**EXERCISE DIRECTIONS**
Copy out exactly the lines from the one containing "Convert this screenshot" through the end of the records, and no pictures.

--- RECORDS FOR THIS EXERCISE Enclosed Below ---

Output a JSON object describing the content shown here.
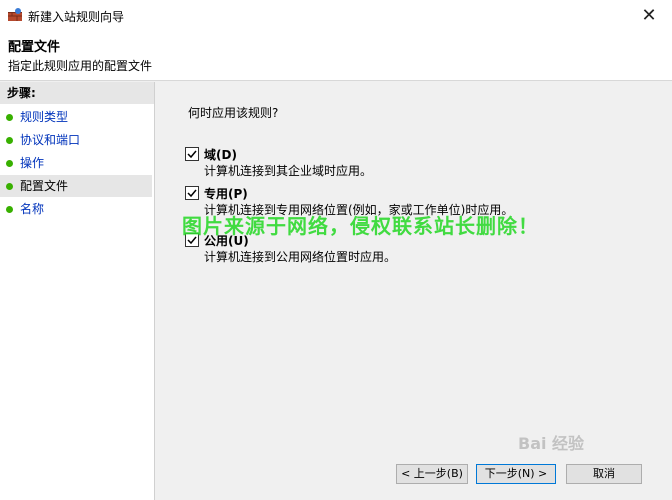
{
  "window": {
    "title": "新建入站规则向导",
    "close_glyph": "✕"
  },
  "header": {
    "title": "配置文件",
    "subtitle": "指定此规则应用的配置文件"
  },
  "sidebar": {
    "steps_label": "步骤:",
    "items": [
      {
        "label": "规则类型",
        "current": false
      },
      {
        "label": "协议和端口",
        "current": false
      },
      {
        "label": "操作",
        "current": false
      },
      {
        "label": "配置文件",
        "current": true
      },
      {
        "label": "名称",
        "current": false
      }
    ]
  },
  "main": {
    "question": "何时应用该规则?",
    "options": [
      {
        "label": "域(D)",
        "description": "计算机连接到其企业域时应用。",
        "checked": true
      },
      {
        "label": "专用(P)",
        "description": "计算机连接到专用网络位置(例如，家或工作单位)时应用。",
        "checked": true
      },
      {
        "label": "公用(U)",
        "description": "计算机连接到公用网络位置时应用。",
        "checked": true
      }
    ]
  },
  "watermark": "图片来源于网络，侵权联系站长删除！",
  "baidu_logo": "Bai 经验",
  "buttons": {
    "back": "< 上一步(B)",
    "next": "下一步(N) >",
    "cancel": "取消"
  },
  "colors": {
    "link_blue": "#0033bb",
    "bullet_green": "#38b000",
    "watermark_green": "#2fd92f",
    "primary_border": "#0078d7"
  }
}
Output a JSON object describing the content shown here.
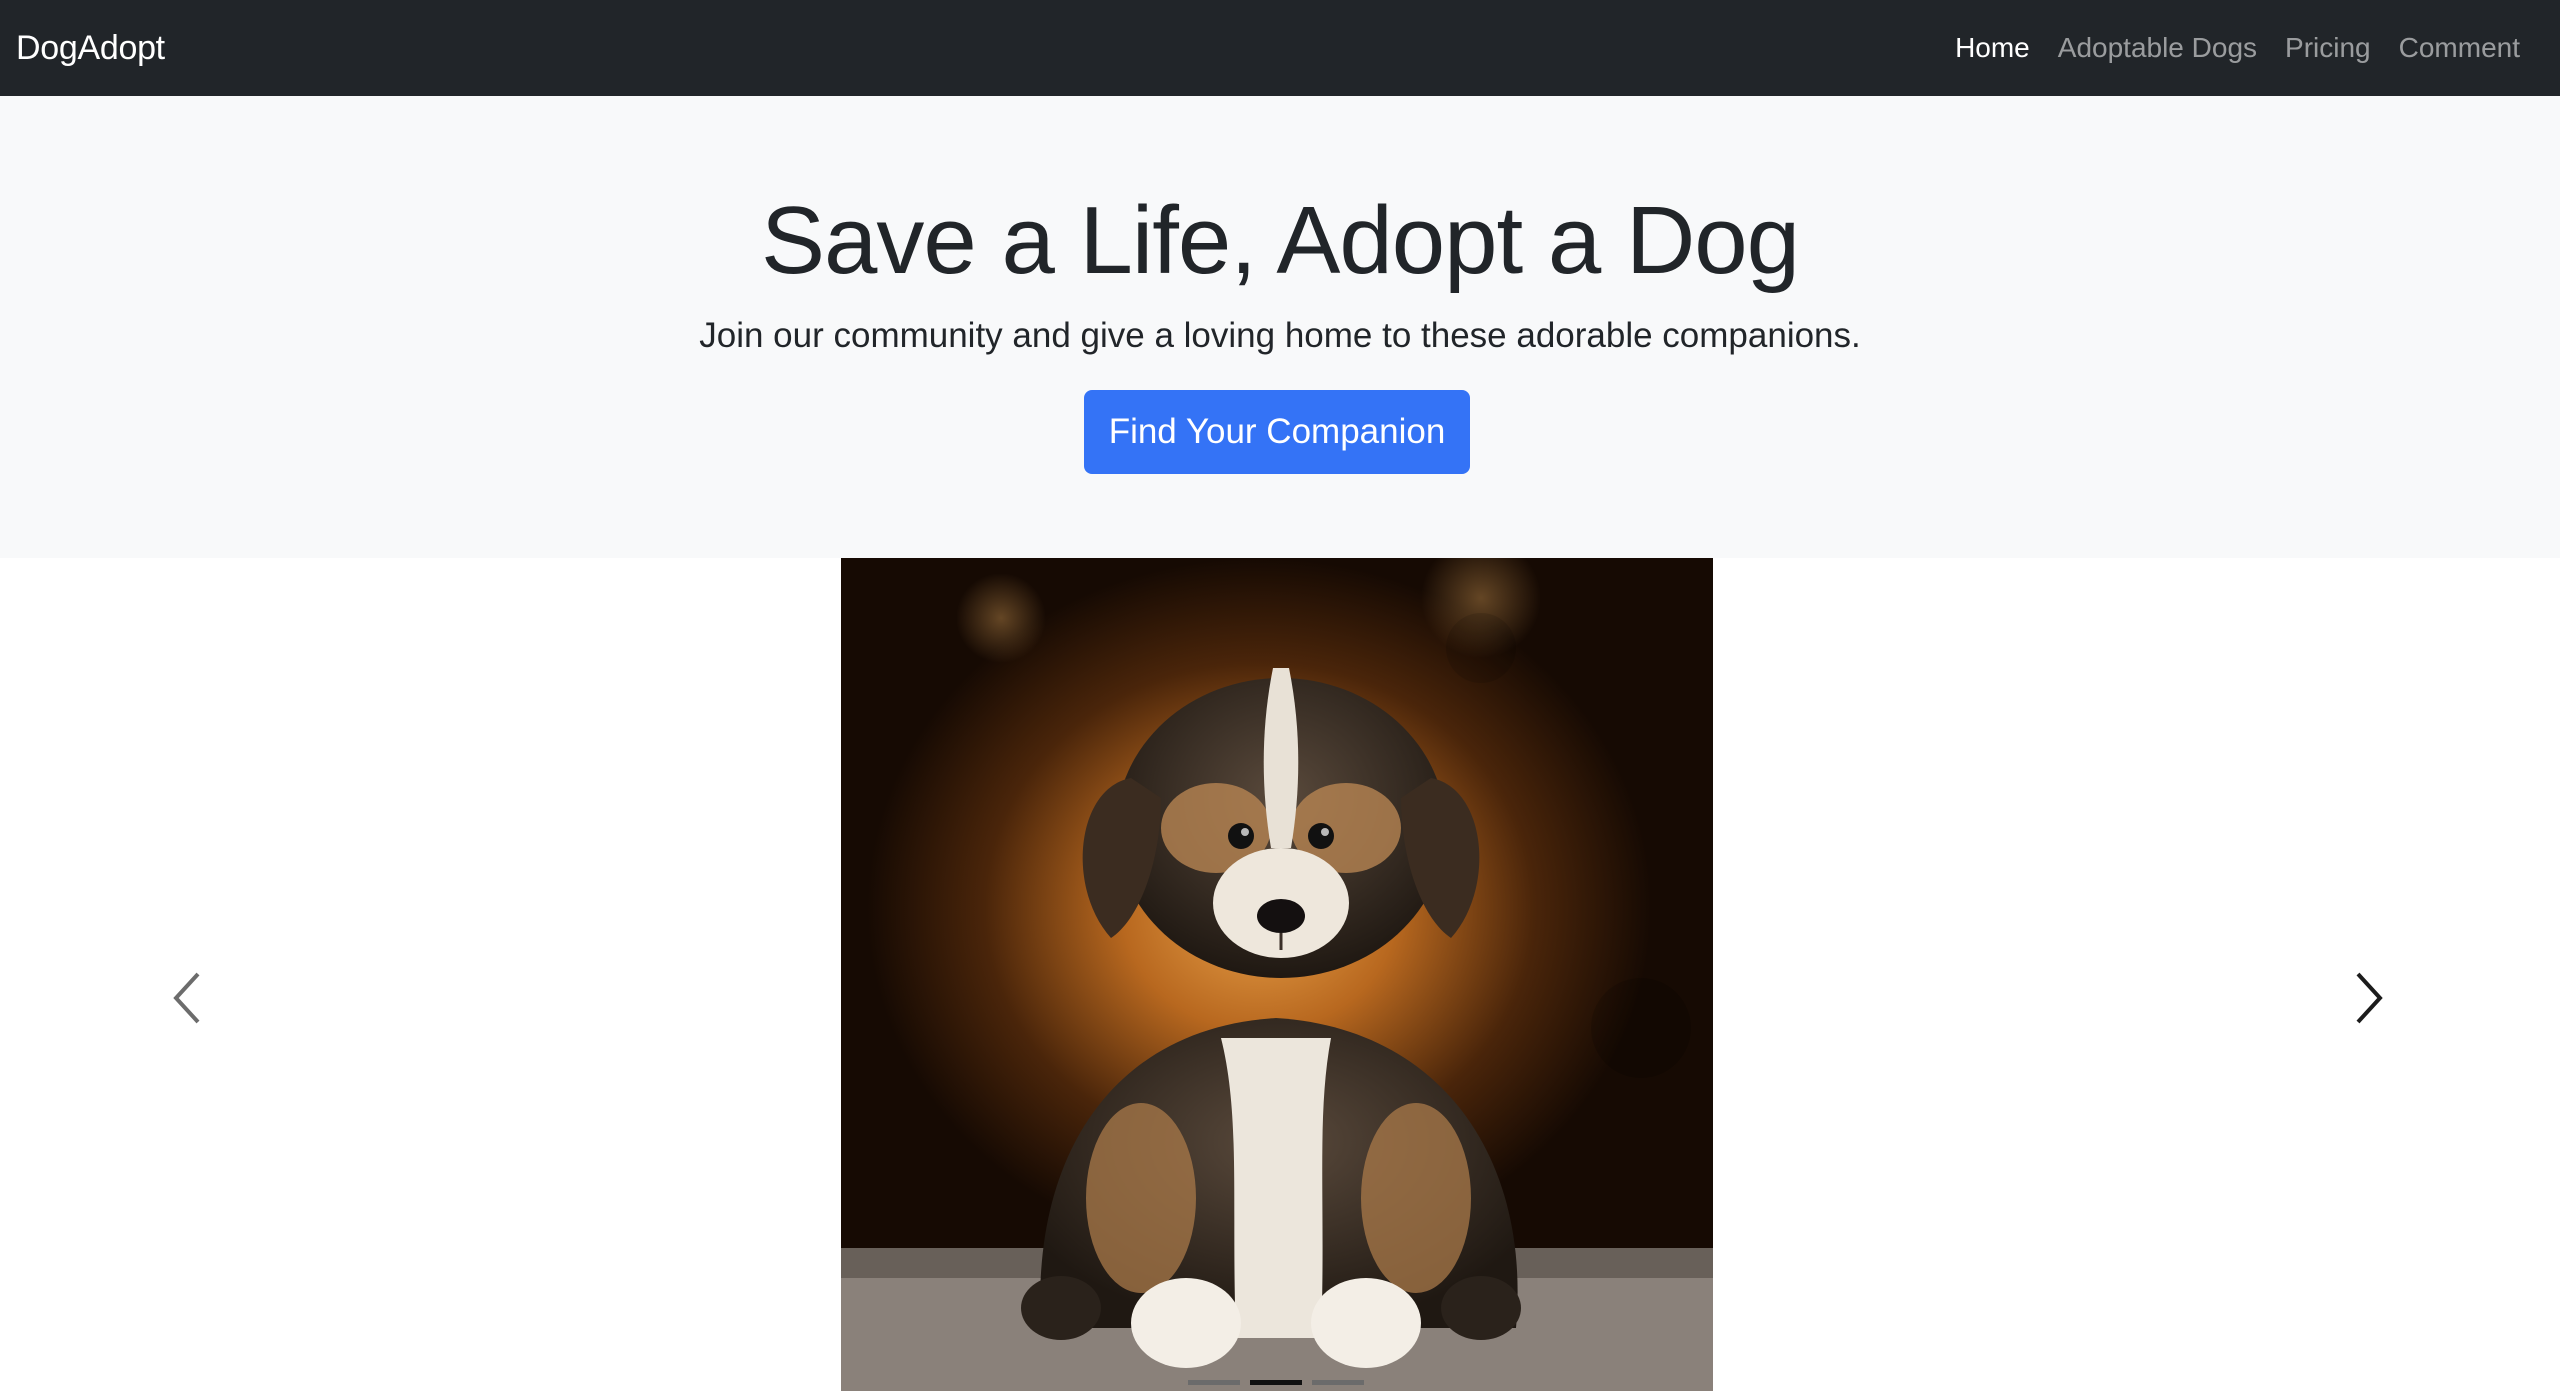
{
  "navbar": {
    "brand": "DogAdopt",
    "links": [
      {
        "label": "Home",
        "active": true
      },
      {
        "label": "Adoptable Dogs",
        "active": false
      },
      {
        "label": "Pricing",
        "active": false
      },
      {
        "label": "Comment",
        "active": false
      }
    ]
  },
  "hero": {
    "title": "Save a Life, Adopt a Dog",
    "subtitle": "Join our community and give a loving home to these adorable companions.",
    "button_label": "Find Your Companion"
  },
  "carousel": {
    "slide_image": "puppy-photo",
    "prev_icon": "chevron-left-icon",
    "next_icon": "chevron-right-icon",
    "indicator_count": 3,
    "active_indicator": 2
  },
  "colors": {
    "navbar_bg": "#212529",
    "hero_bg": "#f8f9fa",
    "primary_button": "#3473f6"
  }
}
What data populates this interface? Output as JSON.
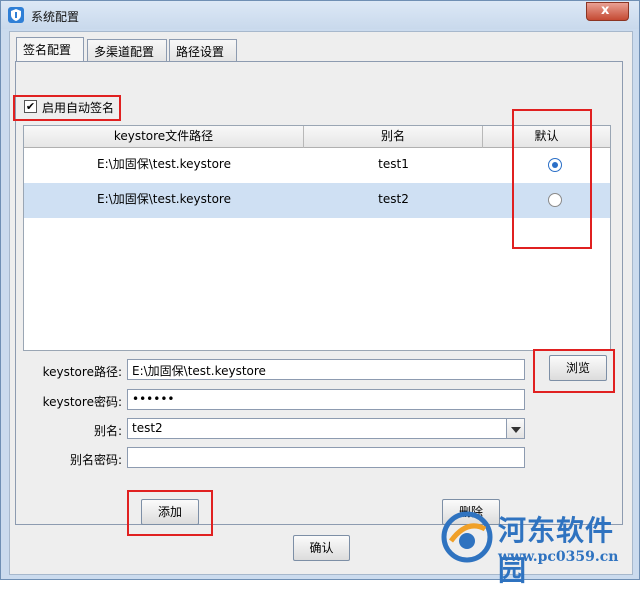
{
  "window": {
    "title": "系统配置",
    "close_label": "x"
  },
  "tabs": [
    {
      "label": "签名配置",
      "active": true
    },
    {
      "label": "多渠道配置",
      "active": false
    },
    {
      "label": "路径设置",
      "active": false
    }
  ],
  "auto_sign": {
    "label": "启用自动签名",
    "checked": true
  },
  "table": {
    "headers": [
      "keystore文件路径",
      "别名",
      "默认"
    ],
    "rows": [
      {
        "path": "E:\\加固保\\test.keystore",
        "alias": "test1",
        "default": true
      },
      {
        "path": "E:\\加固保\\test.keystore",
        "alias": "test2",
        "default": false
      }
    ]
  },
  "form": {
    "keystore_path_label": "keystore路径:",
    "keystore_path_value": "E:\\加固保\\test.keystore",
    "keystore_password_label": "keystore密码:",
    "keystore_password_value": "••••••",
    "alias_label": "别名:",
    "alias_value": "test2",
    "alias_password_label": "别名密码:",
    "alias_password_value": ""
  },
  "buttons": {
    "browse": "浏览",
    "add": "添加",
    "delete": "删除",
    "confirm": "确认"
  },
  "watermark": {
    "name": "河东软件园",
    "url": "www.pc0359.cn"
  },
  "colors": {
    "highlight": "#e02020",
    "selected_row": "#cfe0f3",
    "accent": "#2b6fc7"
  }
}
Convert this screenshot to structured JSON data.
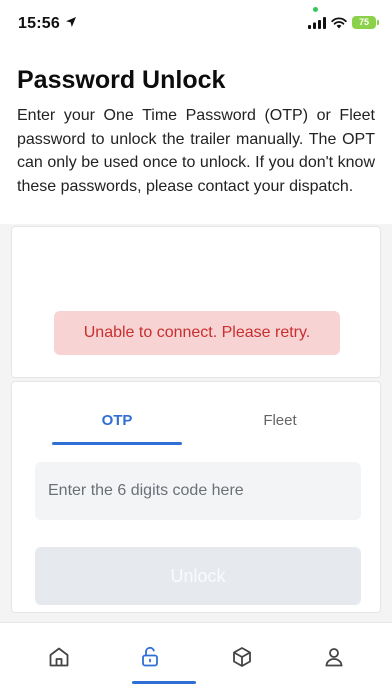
{
  "status_bar": {
    "time": "15:56",
    "battery": "75",
    "icons": [
      "location-arrow-icon",
      "signal-icon",
      "wifi-icon",
      "battery-icon"
    ]
  },
  "header": {
    "title": "Password Unlock",
    "description": "Enter your One Time Password (OTP) or Fleet password to unlock the trailer manually. The OPT can only be used once to unlock. If you don't know these passwords, please contact your dispatch."
  },
  "status_card": {
    "error_message": "Unable to connect. Please retry."
  },
  "form": {
    "tabs": [
      {
        "label": "OTP",
        "active": true
      },
      {
        "label": "Fleet",
        "active": false
      }
    ],
    "code_placeholder": "Enter the 6 digits code here",
    "unlock_label": "Unlock"
  },
  "bottom_nav": {
    "items": [
      "home-icon",
      "unlock-icon",
      "box-icon",
      "profile-icon"
    ],
    "active_index": 1
  },
  "colors": {
    "accent": "#2f6fd6",
    "error_bg": "#f7d3d3",
    "error_text": "#c92f2f",
    "battery": "#8cd14a"
  }
}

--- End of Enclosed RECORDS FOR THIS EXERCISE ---

**EXERCISE OUTPUT**
Convert this screenshot to structured JSON data.
{
  "status_bar": {
    "time": "15:56",
    "battery": "75",
    "icons": [
      "location-arrow-icon",
      "signal-icon",
      "wifi-icon",
      "battery-icon"
    ]
  },
  "header": {
    "title": "Password Unlock",
    "description": "Enter your One Time Password (OTP) or Fleet password to unlock the trailer manually. The OPT can only be used once to unlock. If you don't know these passwords, please contact your dispatch."
  },
  "status_card": {
    "error_message": "Unable to connect. Please retry."
  },
  "form": {
    "tabs": [
      {
        "label": "OTP",
        "active": true
      },
      {
        "label": "Fleet",
        "active": false
      }
    ],
    "code_placeholder": "Enter the 6 digits code here",
    "unlock_label": "Unlock"
  },
  "bottom_nav": {
    "items": [
      "home-icon",
      "unlock-icon",
      "box-icon",
      "profile-icon"
    ],
    "active_index": 1
  },
  "colors": {
    "accent": "#2f6fd6",
    "error_bg": "#f7d3d3",
    "error_text": "#c92f2f",
    "battery": "#8cd14a"
  }
}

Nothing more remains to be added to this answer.